Even having acquired a suite of emotional management techniques for conventions, there are times when I decide to stay home. This past year I stayed home a lot. It was what I needed to do. I’ll be staying home again in September when Howard goes to Worldcon. The primary reason for this is bad timing, Worldcon lands the week after my kids start school. They need me at home to provide stability. There is a lesser, but still significant reason as well; Worldcon has been really rough for me the last two times I went. I’ve spent a couple of years stepping back and figuring out which emotional strings to disconnect so that the event will no longer turn me into knots. The process is not complete, but I think it will be by 2014, so perhaps I’ll attend Worldcon then. There are other shows I’ve skipped and been glad that I did. Sometimes staying home is the right answer.
The thing I have to remember is that my presence at a conference changes that conference. I add something to it by being there. This is hard to realize because the conventions and conferences are big and it is very obvious that I am irrelevant to most of the people there. All that accumulated irrelevance is what sends me into spirals of self doubt. Yet I never know when a comment or class from me will be the piece that another person desperately needs. Sometimes I never find out that I helped another person, other times I get to see it happen. I love when I get to see it, but I have to remember that these effects are often invisible. I can’t help others if I don’t show up.
In the next year I’ll be venturing forth more, at least I think I will. I have to consider each event individually to decide whether going is right for me.
This morning I’m thinking about The Doctor’s speech about time during the episode Blink. It is all about how time is wibbley wobbley Timey Wimey. My brain adds that to The Doctor’s insistence that some points are fixed in time and unchangeable. My life is like that. There are some spots that are fixed, usually not by me and definitely not to my convenience. They are events that can’t be moved like graduation ceremonies, birthdays, or school performances. Everything else wibbles and wobbles its way around those fixed points. Usually I can see the fixed points coming from a long way away and adjust to make space for them. These next two weeks are like a slalom course of fixed points. The opportunities to forget something important arrive daily. My lists are my friends right now.

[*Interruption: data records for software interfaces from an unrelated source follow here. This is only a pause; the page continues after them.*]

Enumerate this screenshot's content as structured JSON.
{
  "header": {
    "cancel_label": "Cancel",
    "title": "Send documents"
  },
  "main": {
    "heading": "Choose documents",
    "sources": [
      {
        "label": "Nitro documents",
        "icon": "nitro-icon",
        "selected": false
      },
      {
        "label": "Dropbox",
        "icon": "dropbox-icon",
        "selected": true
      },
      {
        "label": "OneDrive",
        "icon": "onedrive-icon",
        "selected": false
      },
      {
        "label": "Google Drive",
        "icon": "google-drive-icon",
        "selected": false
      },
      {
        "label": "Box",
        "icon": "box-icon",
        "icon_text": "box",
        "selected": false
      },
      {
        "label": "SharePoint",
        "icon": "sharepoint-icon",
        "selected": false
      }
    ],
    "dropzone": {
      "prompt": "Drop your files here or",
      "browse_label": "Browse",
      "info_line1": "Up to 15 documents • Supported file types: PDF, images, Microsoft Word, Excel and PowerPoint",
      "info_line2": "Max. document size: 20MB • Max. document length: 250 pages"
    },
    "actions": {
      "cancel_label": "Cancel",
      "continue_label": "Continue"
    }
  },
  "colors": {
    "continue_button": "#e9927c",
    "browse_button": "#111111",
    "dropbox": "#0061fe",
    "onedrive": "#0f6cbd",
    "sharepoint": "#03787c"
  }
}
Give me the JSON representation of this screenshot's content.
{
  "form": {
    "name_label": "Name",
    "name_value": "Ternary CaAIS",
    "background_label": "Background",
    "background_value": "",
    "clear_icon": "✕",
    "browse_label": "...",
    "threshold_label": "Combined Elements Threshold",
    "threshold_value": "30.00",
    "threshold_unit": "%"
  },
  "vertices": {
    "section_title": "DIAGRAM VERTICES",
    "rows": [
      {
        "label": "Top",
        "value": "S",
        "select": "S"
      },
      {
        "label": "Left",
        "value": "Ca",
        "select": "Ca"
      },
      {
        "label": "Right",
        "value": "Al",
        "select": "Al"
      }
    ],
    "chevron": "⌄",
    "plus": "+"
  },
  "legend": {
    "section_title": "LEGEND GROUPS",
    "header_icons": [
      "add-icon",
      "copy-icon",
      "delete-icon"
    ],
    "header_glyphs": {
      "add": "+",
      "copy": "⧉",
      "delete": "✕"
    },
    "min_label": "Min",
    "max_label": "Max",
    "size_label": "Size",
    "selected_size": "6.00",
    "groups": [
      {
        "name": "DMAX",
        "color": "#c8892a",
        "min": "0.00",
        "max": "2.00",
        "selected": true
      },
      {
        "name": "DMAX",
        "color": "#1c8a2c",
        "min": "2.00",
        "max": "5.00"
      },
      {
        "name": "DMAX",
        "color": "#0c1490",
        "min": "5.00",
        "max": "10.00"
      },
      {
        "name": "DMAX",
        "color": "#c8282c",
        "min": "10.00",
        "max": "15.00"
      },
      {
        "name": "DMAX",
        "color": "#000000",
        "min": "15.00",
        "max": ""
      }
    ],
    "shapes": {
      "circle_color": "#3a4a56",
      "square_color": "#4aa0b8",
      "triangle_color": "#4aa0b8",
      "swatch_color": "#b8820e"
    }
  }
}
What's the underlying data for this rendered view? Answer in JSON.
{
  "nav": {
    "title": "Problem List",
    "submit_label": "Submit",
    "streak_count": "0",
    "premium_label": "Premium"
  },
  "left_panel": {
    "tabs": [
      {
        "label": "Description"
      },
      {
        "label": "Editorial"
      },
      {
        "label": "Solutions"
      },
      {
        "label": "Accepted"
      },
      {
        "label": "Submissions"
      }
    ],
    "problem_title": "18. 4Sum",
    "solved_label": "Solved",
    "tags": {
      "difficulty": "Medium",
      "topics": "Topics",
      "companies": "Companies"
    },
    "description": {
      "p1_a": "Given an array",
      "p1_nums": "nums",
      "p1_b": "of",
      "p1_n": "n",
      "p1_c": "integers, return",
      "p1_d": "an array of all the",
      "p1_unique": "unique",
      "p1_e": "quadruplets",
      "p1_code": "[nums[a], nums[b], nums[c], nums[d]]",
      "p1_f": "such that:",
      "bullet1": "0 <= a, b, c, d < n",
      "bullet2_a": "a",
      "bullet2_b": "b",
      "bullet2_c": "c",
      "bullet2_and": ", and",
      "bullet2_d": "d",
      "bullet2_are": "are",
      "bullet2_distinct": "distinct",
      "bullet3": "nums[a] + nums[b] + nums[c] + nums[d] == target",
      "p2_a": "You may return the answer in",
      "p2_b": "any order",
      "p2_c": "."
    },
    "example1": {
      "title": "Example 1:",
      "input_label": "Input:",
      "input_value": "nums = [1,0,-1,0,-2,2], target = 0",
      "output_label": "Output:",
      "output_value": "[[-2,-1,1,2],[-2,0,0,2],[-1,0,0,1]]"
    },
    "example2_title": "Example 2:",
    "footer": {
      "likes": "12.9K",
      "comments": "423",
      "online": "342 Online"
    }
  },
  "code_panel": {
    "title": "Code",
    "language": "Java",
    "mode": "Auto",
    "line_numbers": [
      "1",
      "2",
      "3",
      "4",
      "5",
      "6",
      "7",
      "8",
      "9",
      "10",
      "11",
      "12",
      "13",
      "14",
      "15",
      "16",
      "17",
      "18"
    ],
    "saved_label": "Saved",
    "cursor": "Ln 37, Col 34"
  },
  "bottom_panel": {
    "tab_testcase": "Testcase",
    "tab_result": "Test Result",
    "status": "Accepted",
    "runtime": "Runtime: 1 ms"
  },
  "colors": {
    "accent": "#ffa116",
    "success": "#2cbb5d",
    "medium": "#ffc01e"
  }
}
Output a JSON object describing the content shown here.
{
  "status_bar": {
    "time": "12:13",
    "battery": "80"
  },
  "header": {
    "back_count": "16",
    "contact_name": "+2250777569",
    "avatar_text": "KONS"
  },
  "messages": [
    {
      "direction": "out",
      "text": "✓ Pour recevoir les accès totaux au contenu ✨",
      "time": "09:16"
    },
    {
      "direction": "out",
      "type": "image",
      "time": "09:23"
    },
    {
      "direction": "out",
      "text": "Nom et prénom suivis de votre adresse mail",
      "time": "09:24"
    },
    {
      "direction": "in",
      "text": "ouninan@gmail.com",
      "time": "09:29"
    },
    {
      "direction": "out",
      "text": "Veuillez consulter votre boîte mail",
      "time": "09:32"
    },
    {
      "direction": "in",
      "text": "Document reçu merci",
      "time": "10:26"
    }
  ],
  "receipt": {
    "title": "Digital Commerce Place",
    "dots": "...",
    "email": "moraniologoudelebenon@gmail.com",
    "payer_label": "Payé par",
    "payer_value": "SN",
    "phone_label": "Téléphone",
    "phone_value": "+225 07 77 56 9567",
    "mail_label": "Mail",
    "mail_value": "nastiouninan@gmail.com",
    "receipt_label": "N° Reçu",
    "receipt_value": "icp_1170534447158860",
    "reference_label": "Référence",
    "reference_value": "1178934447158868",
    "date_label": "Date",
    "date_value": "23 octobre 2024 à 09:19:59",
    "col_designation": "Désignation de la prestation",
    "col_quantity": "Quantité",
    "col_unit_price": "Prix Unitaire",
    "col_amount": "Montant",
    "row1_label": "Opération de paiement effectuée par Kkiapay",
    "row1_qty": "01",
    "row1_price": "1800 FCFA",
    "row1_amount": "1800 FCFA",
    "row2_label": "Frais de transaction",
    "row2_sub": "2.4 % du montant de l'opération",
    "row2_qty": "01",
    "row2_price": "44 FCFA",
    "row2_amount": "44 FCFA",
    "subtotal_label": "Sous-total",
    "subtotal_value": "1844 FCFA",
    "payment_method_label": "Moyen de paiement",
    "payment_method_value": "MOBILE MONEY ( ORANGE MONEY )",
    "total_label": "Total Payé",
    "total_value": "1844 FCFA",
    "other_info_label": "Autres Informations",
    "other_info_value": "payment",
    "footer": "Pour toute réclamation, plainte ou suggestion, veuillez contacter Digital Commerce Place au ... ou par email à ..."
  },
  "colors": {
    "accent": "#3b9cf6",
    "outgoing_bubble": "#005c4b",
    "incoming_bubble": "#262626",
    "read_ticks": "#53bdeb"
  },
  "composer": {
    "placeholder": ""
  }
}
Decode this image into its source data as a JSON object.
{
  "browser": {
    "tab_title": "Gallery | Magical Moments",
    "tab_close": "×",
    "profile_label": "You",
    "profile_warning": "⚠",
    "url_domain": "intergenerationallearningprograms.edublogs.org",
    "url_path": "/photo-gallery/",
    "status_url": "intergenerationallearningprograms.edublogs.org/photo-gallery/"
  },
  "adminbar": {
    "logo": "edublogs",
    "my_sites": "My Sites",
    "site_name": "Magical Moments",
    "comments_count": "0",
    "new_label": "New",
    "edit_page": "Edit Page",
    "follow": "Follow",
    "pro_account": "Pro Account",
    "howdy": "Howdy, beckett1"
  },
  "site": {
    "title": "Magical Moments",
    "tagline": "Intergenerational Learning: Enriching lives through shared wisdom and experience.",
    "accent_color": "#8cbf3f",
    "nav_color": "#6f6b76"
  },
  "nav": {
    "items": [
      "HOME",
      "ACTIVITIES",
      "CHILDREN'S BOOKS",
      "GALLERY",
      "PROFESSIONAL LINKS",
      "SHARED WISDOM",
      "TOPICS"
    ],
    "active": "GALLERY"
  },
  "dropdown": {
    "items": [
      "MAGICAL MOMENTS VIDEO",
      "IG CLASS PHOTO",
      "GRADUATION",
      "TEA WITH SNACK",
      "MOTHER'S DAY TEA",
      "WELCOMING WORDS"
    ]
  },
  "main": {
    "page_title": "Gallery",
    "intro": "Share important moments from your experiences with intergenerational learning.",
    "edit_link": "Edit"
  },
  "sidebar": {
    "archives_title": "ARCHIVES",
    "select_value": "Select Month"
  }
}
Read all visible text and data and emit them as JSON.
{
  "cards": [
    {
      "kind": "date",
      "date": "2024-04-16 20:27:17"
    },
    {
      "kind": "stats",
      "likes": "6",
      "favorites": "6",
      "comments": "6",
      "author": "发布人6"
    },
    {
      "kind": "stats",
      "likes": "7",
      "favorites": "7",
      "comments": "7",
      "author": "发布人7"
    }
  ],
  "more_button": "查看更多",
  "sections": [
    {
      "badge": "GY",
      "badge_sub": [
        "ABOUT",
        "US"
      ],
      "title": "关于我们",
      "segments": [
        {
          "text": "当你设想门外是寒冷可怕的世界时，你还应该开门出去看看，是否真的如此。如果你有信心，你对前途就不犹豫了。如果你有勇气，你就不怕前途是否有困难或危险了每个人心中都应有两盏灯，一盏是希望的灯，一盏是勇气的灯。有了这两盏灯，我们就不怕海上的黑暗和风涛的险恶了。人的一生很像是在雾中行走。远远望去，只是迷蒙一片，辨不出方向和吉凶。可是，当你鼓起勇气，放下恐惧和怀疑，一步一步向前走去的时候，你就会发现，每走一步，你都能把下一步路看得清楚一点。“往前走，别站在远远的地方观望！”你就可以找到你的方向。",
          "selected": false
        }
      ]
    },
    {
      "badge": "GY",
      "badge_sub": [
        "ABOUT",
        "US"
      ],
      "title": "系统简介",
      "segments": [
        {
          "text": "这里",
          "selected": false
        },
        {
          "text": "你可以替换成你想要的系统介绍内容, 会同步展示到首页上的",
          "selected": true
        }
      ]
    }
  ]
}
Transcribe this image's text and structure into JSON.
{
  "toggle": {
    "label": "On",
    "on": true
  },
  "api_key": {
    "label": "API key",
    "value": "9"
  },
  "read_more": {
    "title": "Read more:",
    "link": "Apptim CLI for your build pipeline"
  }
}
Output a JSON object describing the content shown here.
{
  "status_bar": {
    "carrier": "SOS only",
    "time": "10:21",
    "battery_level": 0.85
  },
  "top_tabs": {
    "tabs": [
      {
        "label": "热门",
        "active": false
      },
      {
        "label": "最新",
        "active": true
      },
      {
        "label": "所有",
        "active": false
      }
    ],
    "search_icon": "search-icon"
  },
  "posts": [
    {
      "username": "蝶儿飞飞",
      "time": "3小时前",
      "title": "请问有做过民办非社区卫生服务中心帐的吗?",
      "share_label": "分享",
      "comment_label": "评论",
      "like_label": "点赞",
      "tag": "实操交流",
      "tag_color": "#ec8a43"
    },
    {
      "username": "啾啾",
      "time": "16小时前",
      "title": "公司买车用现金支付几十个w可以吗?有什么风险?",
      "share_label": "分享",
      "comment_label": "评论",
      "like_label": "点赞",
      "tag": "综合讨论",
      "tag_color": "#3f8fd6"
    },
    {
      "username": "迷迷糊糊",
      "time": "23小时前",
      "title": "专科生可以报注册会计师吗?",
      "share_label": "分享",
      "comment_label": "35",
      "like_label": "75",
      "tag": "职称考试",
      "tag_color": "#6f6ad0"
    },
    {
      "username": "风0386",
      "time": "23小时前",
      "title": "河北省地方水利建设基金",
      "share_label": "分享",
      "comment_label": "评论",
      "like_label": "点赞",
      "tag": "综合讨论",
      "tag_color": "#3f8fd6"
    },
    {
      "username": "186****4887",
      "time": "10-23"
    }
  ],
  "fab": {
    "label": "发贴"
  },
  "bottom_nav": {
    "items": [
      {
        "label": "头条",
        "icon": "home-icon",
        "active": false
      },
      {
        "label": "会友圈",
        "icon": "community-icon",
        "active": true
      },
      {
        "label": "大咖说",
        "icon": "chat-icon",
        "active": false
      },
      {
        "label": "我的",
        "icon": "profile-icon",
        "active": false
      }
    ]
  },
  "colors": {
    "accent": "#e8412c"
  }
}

On the other hand, it is 8 am and I’ve already completed the things that absolutely had to be done before 9 am. So maybe we can manage it all if we just do one thing at a time.
These are my things, not all of my things, because I know I am forgetting some of them. I’m pretty sure the kid leaving junior high also has some things, but I haven’t seen that list of events, so I don’t know what they are or where they fit.
After that there is more stuff. I’ll think about it when I either get all of this stuff right or recover from failing at it.